I see a shiny object, I have to pick it up and give it a good look. You’ve done the same. Thinking just now, why didn’t this receive better press? Does it need rework?
This one didn’t get good press because I clearly announced to my “peers” it was a less-than subtle reminder to spend more energy prior to “publishing” on the site. Save “Streams of Consciousness,” that old site was not a blog. Even then, not an excuse. As bloggers, we tend to (we shouldn’t) pay less attention to flicking-off bits of dust, polishing murky spots, and insuring accurate perspective. Some there on that site probably took it personally (some should have, it was intended that way) and then took offense. It wasn’t the first time I’d chastised my peers – a task I always undertake with a healthy dose of self-deprecation.
Here’s the piece. Unedited. What do you think?
Write like it’s important, like it matters. It is, and it does.
Write like someone depends on you, they crave your words. They do, they might.
Edit like there’s no tomorrow. There’s not.
Edit like it doesn’t hurt. Expect it to.
Revise like you erred. You did. Fix it.
Revise for the precise word. It exists. Find it.

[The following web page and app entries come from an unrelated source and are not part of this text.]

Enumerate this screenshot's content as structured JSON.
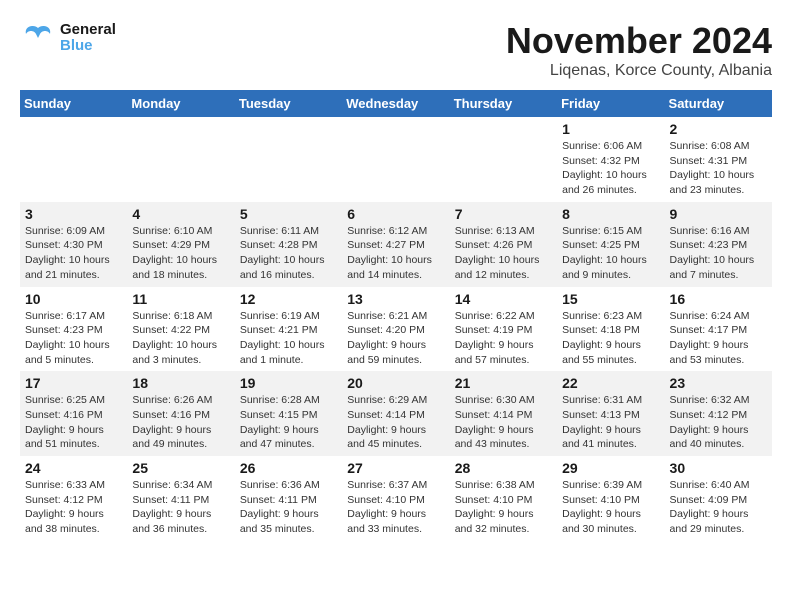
{
  "header": {
    "logo_line1": "General",
    "logo_line2": "Blue",
    "month_year": "November 2024",
    "location": "Liqenas, Korce County, Albania"
  },
  "weekdays": [
    "Sunday",
    "Monday",
    "Tuesday",
    "Wednesday",
    "Thursday",
    "Friday",
    "Saturday"
  ],
  "weeks": [
    [
      {
        "day": "",
        "info": ""
      },
      {
        "day": "",
        "info": ""
      },
      {
        "day": "",
        "info": ""
      },
      {
        "day": "",
        "info": ""
      },
      {
        "day": "",
        "info": ""
      },
      {
        "day": "1",
        "info": "Sunrise: 6:06 AM\nSunset: 4:32 PM\nDaylight: 10 hours and 26 minutes."
      },
      {
        "day": "2",
        "info": "Sunrise: 6:08 AM\nSunset: 4:31 PM\nDaylight: 10 hours and 23 minutes."
      }
    ],
    [
      {
        "day": "3",
        "info": "Sunrise: 6:09 AM\nSunset: 4:30 PM\nDaylight: 10 hours and 21 minutes."
      },
      {
        "day": "4",
        "info": "Sunrise: 6:10 AM\nSunset: 4:29 PM\nDaylight: 10 hours and 18 minutes."
      },
      {
        "day": "5",
        "info": "Sunrise: 6:11 AM\nSunset: 4:28 PM\nDaylight: 10 hours and 16 minutes."
      },
      {
        "day": "6",
        "info": "Sunrise: 6:12 AM\nSunset: 4:27 PM\nDaylight: 10 hours and 14 minutes."
      },
      {
        "day": "7",
        "info": "Sunrise: 6:13 AM\nSunset: 4:26 PM\nDaylight: 10 hours and 12 minutes."
      },
      {
        "day": "8",
        "info": "Sunrise: 6:15 AM\nSunset: 4:25 PM\nDaylight: 10 hours and 9 minutes."
      },
      {
        "day": "9",
        "info": "Sunrise: 6:16 AM\nSunset: 4:23 PM\nDaylight: 10 hours and 7 minutes."
      }
    ],
    [
      {
        "day": "10",
        "info": "Sunrise: 6:17 AM\nSunset: 4:23 PM\nDaylight: 10 hours and 5 minutes."
      },
      {
        "day": "11",
        "info": "Sunrise: 6:18 AM\nSunset: 4:22 PM\nDaylight: 10 hours and 3 minutes."
      },
      {
        "day": "12",
        "info": "Sunrise: 6:19 AM\nSunset: 4:21 PM\nDaylight: 10 hours and 1 minute."
      },
      {
        "day": "13",
        "info": "Sunrise: 6:21 AM\nSunset: 4:20 PM\nDaylight: 9 hours and 59 minutes."
      },
      {
        "day": "14",
        "info": "Sunrise: 6:22 AM\nSunset: 4:19 PM\nDaylight: 9 hours and 57 minutes."
      },
      {
        "day": "15",
        "info": "Sunrise: 6:23 AM\nSunset: 4:18 PM\nDaylight: 9 hours and 55 minutes."
      },
      {
        "day": "16",
        "info": "Sunrise: 6:24 AM\nSunset: 4:17 PM\nDaylight: 9 hours and 53 minutes."
      }
    ],
    [
      {
        "day": "17",
        "info": "Sunrise: 6:25 AM\nSunset: 4:16 PM\nDaylight: 9 hours and 51 minutes."
      },
      {
        "day": "18",
        "info": "Sunrise: 6:26 AM\nSunset: 4:16 PM\nDaylight: 9 hours and 49 minutes."
      },
      {
        "day": "19",
        "info": "Sunrise: 6:28 AM\nSunset: 4:15 PM\nDaylight: 9 hours and 47 minutes."
      },
      {
        "day": "20",
        "info": "Sunrise: 6:29 AM\nSunset: 4:14 PM\nDaylight: 9 hours and 45 minutes."
      },
      {
        "day": "21",
        "info": "Sunrise: 6:30 AM\nSunset: 4:14 PM\nDaylight: 9 hours and 43 minutes."
      },
      {
        "day": "22",
        "info": "Sunrise: 6:31 AM\nSunset: 4:13 PM\nDaylight: 9 hours and 41 minutes."
      },
      {
        "day": "23",
        "info": "Sunrise: 6:32 AM\nSunset: 4:12 PM\nDaylight: 9 hours and 40 minutes."
      }
    ],
    [
      {
        "day": "24",
        "info": "Sunrise: 6:33 AM\nSunset: 4:12 PM\nDaylight: 9 hours and 38 minutes."
      },
      {
        "day": "25",
        "info": "Sunrise: 6:34 AM\nSunset: 4:11 PM\nDaylight: 9 hours and 36 minutes."
      },
      {
        "day": "26",
        "info": "Sunrise: 6:36 AM\nSunset: 4:11 PM\nDaylight: 9 hours and 35 minutes."
      },
      {
        "day": "27",
        "info": "Sunrise: 6:37 AM\nSunset: 4:10 PM\nDaylight: 9 hours and 33 minutes."
      },
      {
        "day": "28",
        "info": "Sunrise: 6:38 AM\nSunset: 4:10 PM\nDaylight: 9 hours and 32 minutes."
      },
      {
        "day": "29",
        "info": "Sunrise: 6:39 AM\nSunset: 4:10 PM\nDaylight: 9 hours and 30 minutes."
      },
      {
        "day": "30",
        "info": "Sunrise: 6:40 AM\nSunset: 4:09 PM\nDaylight: 9 hours and 29 minutes."
      }
    ]
  ]
}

Read aloud like a love song to yourself. It should be.
Read with meaning. If there is none, ask why?
Listen to what you wrote. More with heart than ears.
Listen to the words’ music. Melodies of color, texture, and emotion.

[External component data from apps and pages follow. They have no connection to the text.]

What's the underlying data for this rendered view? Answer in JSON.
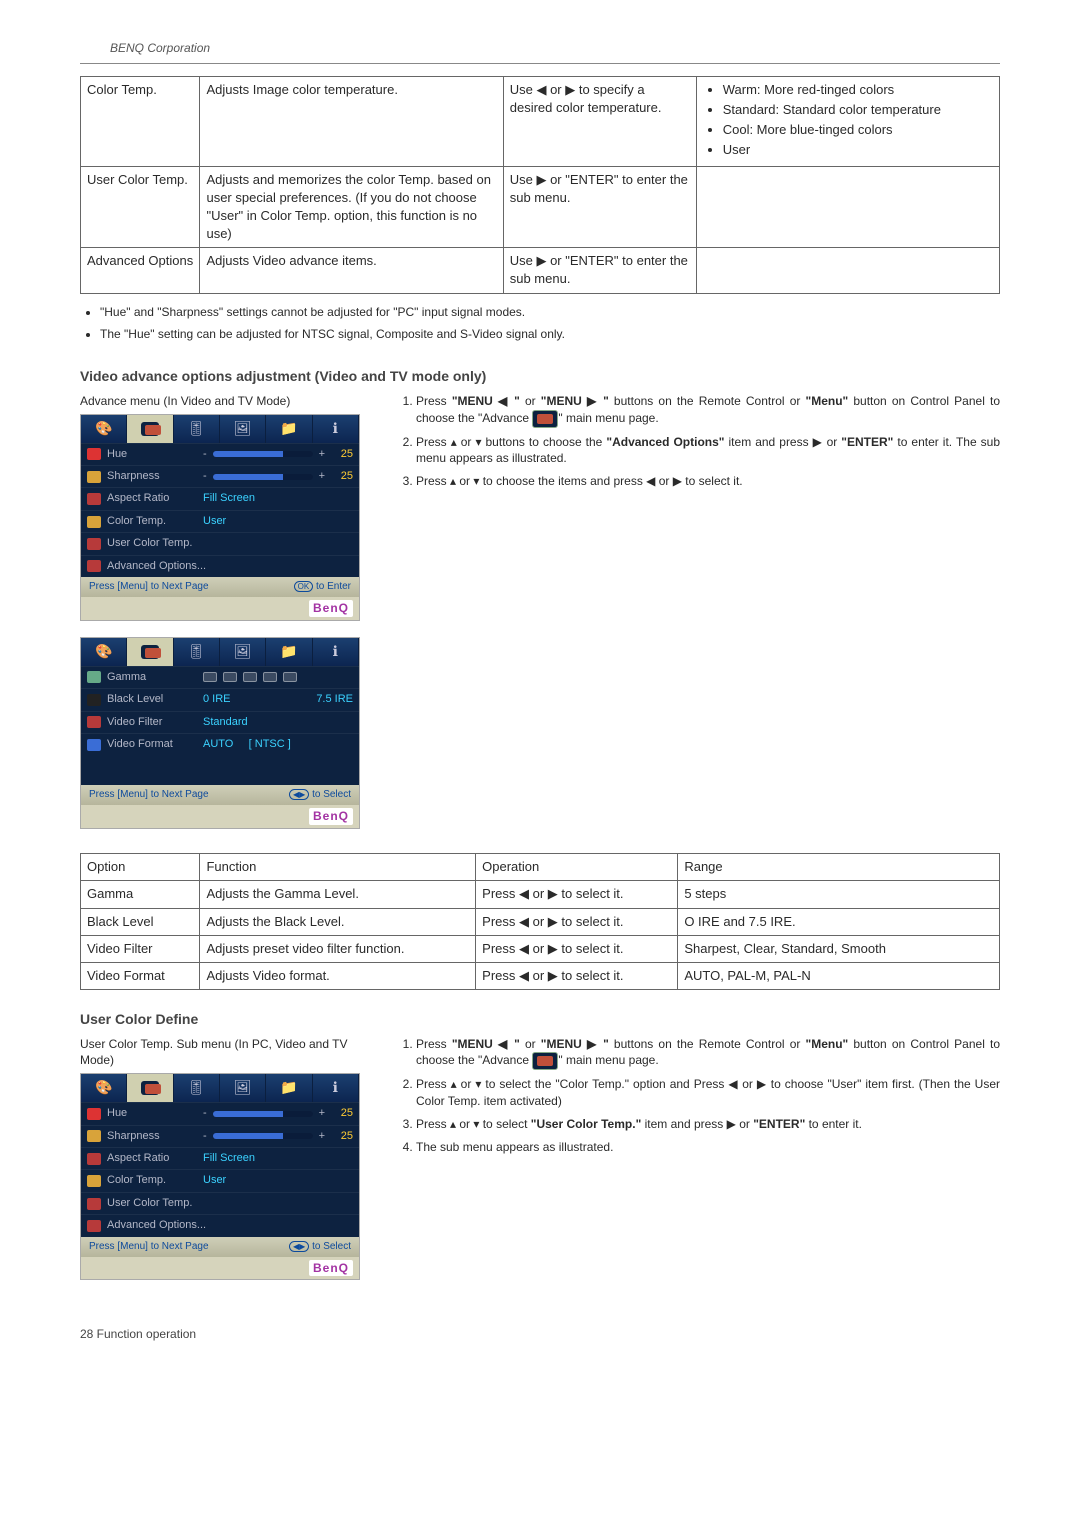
{
  "corp": "BENQ Corporation",
  "t1": {
    "r1": {
      "opt": "Color Temp.",
      "fn": "Adjusts Image color temperature.",
      "op": "Use ◀ or ▶ to specify a desired color temperature.",
      "range": [
        "Warm: More red-tinged colors",
        "Standard: Standard color temperature",
        "Cool: More blue-tinged colors",
        "User"
      ]
    },
    "r2": {
      "opt": "User Color Temp.",
      "fn": "Adjusts and memorizes the color Temp. based on user special preferences. (If you do not choose \"User\" in Color Temp. option, this function is no use)",
      "op": "Use ▶ or \"ENTER\" to enter the sub menu."
    },
    "r3": {
      "opt": "Advanced Options",
      "fn": "Adjusts Video advance items.",
      "op": "Use ▶ or \"ENTER\" to enter the sub menu."
    }
  },
  "notes": {
    "n1": "\"Hue\" and \"Sharpness\" settings cannot be adjusted for \"PC\" input signal modes.",
    "n2": "The \"Hue\" setting can be adjusted for NTSC signal, Composite and S-Video signal only."
  },
  "sec_vid": {
    "title": "Video advance options adjustment (Video and TV mode only)",
    "caption": "Advance menu (In Video and TV Mode)",
    "osd1": {
      "hue": "Hue",
      "hue_v": "25",
      "sharp": "Sharpness",
      "sharp_v": "25",
      "aspect": "Aspect Ratio",
      "aspect_v": "Fill Screen",
      "ctemp": "Color Temp.",
      "ctemp_v": "User",
      "uct": "User Color Temp.",
      "adv": "Advanced Options...",
      "foot_l": "Press [Menu] to Next Page",
      "foot_r": "to Enter",
      "brand": "BenQ"
    },
    "osd2": {
      "gamma": "Gamma",
      "black": "Black Level",
      "black_v1": "0 IRE",
      "black_v2": "7.5 IRE",
      "vfilter": "Video Filter",
      "vfilter_v": "Standard",
      "vformat": "Video Format",
      "vformat_v": "AUTO     [ NTSC ]",
      "foot_l": "Press [Menu] to Next Page",
      "foot_r": "to Select",
      "brand": "BenQ"
    },
    "instr": {
      "i1a": "Press ",
      "i1b": "\"MENU ◀ \"",
      "i1c": " or ",
      "i1d": "\"MENU ▶ \"",
      "i1e": " buttons on the Remote Control or ",
      "i1f": "\"Menu\"",
      "i1g": " button on Control Panel to choose the \"Advance",
      "i1h": "\" main menu page.",
      "i2a": "Press ▴ or ▾ buttons to choose the ",
      "i2b": "\"Advanced Options\"",
      "i2c": " item and press ▶ or ",
      "i2d": "\"ENTER\"",
      "i2e": " to enter it. The sub menu appears as illustrated.",
      "i3": "Press ▴ or ▾ to choose the items and press ◀ or ▶ to select it."
    }
  },
  "t2": {
    "h1": "Option",
    "h2": "Function",
    "h3": "Operation",
    "h4": "Range",
    "r1": {
      "o": "Gamma",
      "f": "Adjusts the Gamma Level.",
      "op": "Press ◀ or ▶ to select it.",
      "r": "5 steps"
    },
    "r2": {
      "o": "Black Level",
      "f": "Adjusts the Black Level.",
      "op": "Press ◀ or ▶ to select it.",
      "r": "O IRE and 7.5 IRE."
    },
    "r3": {
      "o": "Video Filter",
      "f": "Adjusts preset video filter function.",
      "op": "Press ◀ or ▶ to select it.",
      "r": "Sharpest, Clear, Standard, Smooth"
    },
    "r4": {
      "o": "Video Format",
      "f": "Adjusts Video format.",
      "op": "Press ◀ or ▶ to select it.",
      "r": "AUTO, PAL-M, PAL-N"
    }
  },
  "sec_ucd": {
    "title": "User Color Define",
    "caption": "User Color Temp. Sub menu (In PC, Video and TV Mode)",
    "instr": {
      "i1a": "Press ",
      "i1b": "\"MENU ◀ \"",
      "i1c": " or ",
      "i1d": "\"MENU ▶ \"",
      "i1e": " buttons on the Remote Control or ",
      "i1f": "\"Menu\"",
      "i1g": " button on Control Panel to choose the \"Advance",
      "i1h": "\" main menu page.",
      "i2": "Press ▴ or ▾ to select the \"Color Temp.\" option and Press ◀ or ▶ to choose \"User\" item first. (Then the User Color Temp. item activated)",
      "i3a": "Press ▴ or ▾ to select ",
      "i3b": "\"User Color Temp.\"",
      "i3c": " item and press ▶ or ",
      "i3d": "\"ENTER\"",
      "i3e": " to enter it.",
      "i4": "The sub menu appears as illustrated."
    }
  },
  "footer": "28   Function operation"
}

Wait, if it’s not ready, for it to mature. It will. So will you.
Wait on beginning and ending suns. They herald new passions.
Watch your audience. Their eyes will say more than their mouths.
Watch for a reader’s hesitance. Seen, you missed the mark.
Explain only if asked. You might be, but don’t expect it.
Explain when asked, only what you said. Not what it means.
Apologize only for punctuation. But try; commas are seldom fatal.
Apologize otherwise for nothing. It’s your soul and your truth.
Tolerate failure. It foreshadows success.
Tolerate imperfection. It is an itch to scratch.
Trash the whole epic. Often that’s noble.
Trash self-doubt. If you have no faith, no one does.
Let your characters talk to you. They will write your story.
Let your story embrace your moral. All three of you will be stronger.
I often ignore these reminders. It shows.
© SPWilcen 2020 on Prose 7/2/2020
The key there was the word ‘fatal.’ I went there recalling an old rip of something attributed to Robert Fulghum: “Sticks and stones may break our bones, but words will break our hearts.”
Which goes back to Alexander Wm Kinglake and beyond.
What I sought was in another folder, “Scratchpad,” much like my recently purged WordPress “Pending” folder. Moldering in a section entitled “Non sequitur” under the heading, “On Second Thought.”
So I offer from my notes of May 2020 something I believe has stronger impact:
Sticks and stones may break some bones, but words is always fatal.
There were several other unmounted gems there with “sticks and stones.” For example:
Bubba Chester was fond of saying,
“You can fool some folks all the time, but you can’t fool all the folks none of the time, accounta some them summiches is onto ya every time.”
I strongly suspect Bubba might have attributed that to Jacques Abadie in a smoother form circa 1684, but in so doing, his statement would lose some of its piquancy. A staunch Democrat, Bubba certainly wouldn’t, as many do, credit Abe Lincoln.
I realize the thread runs thin in “all the folks none of the time.” Maybe shoulda been “all the folks much of the time.” If you agree, don’t fault me. Take it up with Bubba.